- [Records from a data source]
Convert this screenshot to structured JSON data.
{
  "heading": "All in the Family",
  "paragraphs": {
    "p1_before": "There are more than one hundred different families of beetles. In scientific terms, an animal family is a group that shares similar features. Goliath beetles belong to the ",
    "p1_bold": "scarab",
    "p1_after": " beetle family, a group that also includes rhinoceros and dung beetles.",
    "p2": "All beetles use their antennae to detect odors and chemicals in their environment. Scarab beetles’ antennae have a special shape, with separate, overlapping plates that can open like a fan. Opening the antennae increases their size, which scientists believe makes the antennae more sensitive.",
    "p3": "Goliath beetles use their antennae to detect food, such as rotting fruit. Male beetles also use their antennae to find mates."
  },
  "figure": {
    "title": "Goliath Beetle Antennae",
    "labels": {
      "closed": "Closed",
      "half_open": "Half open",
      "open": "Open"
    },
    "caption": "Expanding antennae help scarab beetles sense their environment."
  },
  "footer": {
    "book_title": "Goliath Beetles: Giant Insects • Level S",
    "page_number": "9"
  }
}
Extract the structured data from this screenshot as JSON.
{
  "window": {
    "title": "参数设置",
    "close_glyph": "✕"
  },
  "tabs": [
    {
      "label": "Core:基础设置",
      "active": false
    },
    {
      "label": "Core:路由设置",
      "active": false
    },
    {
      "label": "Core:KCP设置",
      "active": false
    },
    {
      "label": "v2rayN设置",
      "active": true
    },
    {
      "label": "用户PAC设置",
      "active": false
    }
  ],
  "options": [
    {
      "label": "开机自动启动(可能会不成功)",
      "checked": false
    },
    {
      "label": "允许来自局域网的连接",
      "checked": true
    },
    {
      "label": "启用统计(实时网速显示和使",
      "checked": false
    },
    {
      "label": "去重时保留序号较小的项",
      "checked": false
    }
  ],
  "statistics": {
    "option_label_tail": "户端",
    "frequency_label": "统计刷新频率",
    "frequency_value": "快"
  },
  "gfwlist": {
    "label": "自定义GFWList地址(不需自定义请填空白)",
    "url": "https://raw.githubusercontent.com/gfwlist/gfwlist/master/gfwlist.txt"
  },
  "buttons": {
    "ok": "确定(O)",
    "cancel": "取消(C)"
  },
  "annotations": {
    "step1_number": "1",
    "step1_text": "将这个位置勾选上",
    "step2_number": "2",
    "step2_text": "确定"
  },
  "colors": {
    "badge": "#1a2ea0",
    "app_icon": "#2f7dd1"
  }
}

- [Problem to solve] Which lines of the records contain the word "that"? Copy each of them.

- [Written response]
    "p1_before": "There are more than one hundred different families of beetles. In scientific terms, an animal family is a group that shares similar features. Goliath beetles belong to the ",
    "p1_after": " beetle family, a group that also includes rhinoceros and dung beetles.",
    "p2": "All beetles use their antennae to detect odors and chemicals in their environment. Scarab beetles’ antennae have a special shape, with separate, overlapping plates that can open like a fan. Opening the antennae increases their size, which scientists believe makes the antennae more sensitive.",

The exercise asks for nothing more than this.